‘We’ve also been very successful in MBOs and MBIs using asset backed funding. In many cases the acquiring business doesn’t have all the money required to purchase the shares of a business. In these situations we’ll be able to use the assets of not just the target company but also the acquiring company to provide funding for the purchase price. The print and packaging industry has been going through lots of consolidation over the period of consolidation and we are happy to talk to people if they’re considering selling their or acquiring a business.’
Seal of approval
So to be successful in a loan application what do printers need to prove? Mr Nebbe explained, ‘To paraphrase J Paul Getty, if you owe the bank £100 that’s your problem, if you owe the bank £1 million, that’s the bank’s problem. There comes a point that when you start borrowing large amounts of money you must become increasingly aware of not only demonstrating the ability to service the debt but understand what the banks want as security in return. ‘Taking out any borrowing increases the debt the business has to service and debt is regarded as cheaper than equity and is tax efficient; however, debt is debt and has to be paid back each month, which requires a good partner in the relationship. ‘

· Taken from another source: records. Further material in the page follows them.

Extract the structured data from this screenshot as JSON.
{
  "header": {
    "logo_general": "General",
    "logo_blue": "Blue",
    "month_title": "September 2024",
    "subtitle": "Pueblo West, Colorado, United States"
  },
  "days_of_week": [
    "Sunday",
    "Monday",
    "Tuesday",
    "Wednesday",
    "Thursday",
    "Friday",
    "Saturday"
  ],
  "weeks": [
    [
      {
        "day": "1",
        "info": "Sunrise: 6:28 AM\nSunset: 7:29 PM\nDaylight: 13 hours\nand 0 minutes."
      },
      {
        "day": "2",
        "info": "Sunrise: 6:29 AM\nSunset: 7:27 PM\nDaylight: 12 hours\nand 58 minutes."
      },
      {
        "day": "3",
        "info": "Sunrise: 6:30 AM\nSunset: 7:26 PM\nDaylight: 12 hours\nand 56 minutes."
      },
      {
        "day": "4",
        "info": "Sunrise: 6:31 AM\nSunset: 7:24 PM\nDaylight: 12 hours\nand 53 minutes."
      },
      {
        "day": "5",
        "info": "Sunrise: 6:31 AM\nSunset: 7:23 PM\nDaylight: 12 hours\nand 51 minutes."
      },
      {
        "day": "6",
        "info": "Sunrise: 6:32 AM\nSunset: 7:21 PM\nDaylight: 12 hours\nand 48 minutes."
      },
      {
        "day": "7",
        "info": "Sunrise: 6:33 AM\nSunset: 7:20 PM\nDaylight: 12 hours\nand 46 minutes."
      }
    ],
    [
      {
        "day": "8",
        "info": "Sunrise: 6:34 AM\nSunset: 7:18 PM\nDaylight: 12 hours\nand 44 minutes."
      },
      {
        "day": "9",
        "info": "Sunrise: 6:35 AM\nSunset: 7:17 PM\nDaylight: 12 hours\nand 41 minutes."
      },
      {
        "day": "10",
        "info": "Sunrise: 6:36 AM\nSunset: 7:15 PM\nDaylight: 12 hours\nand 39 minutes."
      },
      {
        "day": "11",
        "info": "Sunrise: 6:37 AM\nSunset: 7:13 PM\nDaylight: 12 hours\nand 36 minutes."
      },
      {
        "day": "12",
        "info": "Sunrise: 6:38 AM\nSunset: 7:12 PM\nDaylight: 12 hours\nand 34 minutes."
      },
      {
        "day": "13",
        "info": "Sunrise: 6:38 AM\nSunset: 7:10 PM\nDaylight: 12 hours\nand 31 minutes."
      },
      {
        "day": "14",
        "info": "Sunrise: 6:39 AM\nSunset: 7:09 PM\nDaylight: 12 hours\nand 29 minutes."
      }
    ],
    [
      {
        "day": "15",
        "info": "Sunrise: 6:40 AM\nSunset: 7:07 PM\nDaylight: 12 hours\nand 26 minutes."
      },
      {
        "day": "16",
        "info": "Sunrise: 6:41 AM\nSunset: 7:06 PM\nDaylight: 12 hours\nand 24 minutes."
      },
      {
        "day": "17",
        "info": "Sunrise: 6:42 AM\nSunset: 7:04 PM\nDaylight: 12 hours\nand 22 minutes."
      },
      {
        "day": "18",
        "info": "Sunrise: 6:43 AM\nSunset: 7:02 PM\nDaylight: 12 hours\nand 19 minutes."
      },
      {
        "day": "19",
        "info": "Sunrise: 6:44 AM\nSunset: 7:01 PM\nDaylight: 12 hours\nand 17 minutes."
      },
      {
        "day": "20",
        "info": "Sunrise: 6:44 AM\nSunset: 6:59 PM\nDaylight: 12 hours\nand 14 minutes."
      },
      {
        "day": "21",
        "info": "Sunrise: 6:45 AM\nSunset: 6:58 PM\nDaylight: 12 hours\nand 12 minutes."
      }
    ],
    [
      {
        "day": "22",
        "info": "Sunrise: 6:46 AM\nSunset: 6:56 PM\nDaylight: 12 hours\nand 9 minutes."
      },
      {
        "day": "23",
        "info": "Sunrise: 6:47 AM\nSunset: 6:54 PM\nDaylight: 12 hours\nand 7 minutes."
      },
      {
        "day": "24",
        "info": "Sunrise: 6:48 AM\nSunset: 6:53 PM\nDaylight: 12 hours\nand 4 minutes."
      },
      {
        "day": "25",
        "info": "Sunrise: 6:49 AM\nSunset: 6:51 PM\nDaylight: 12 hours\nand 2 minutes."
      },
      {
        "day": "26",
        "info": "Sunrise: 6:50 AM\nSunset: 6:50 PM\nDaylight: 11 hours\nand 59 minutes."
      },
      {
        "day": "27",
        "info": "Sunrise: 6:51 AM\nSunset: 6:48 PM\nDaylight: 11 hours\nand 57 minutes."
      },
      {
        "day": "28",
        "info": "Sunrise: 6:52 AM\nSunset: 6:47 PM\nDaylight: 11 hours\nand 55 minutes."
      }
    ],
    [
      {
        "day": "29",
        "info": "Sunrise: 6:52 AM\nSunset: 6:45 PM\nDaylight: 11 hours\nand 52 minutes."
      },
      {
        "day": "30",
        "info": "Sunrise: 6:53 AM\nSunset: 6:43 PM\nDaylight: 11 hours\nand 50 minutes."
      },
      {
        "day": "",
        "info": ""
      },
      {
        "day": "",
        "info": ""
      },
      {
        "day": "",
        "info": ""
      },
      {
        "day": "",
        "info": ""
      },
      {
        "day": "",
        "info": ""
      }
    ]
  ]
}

Many lenders will be take a very close interest in the history of the business and will want to see consistent profitability and balance sheet strength. In many cases businesses are attempting to invest their way into new areas or recover market share; survive a bad debt or improve efficiencies that have fallen because of outdated equipment. In these cases, it can create challenges in applying for finance, but it doesn’t have to be the case. Clearly a business plan or narrative from the directors on what the investment will mean for the business is very helpful. Unsurprisingly, the bigger the deal, the more detailed the plan needs to be but ultimately it needs to strike the right balance. In terms of numbers, historical information is important and must include the balance sheet and P&L along with information about the main drivers of the business. Forecasting is also key because you need to demonstrate that the business can cover its current portion of long-term debt through the cash generated in the business.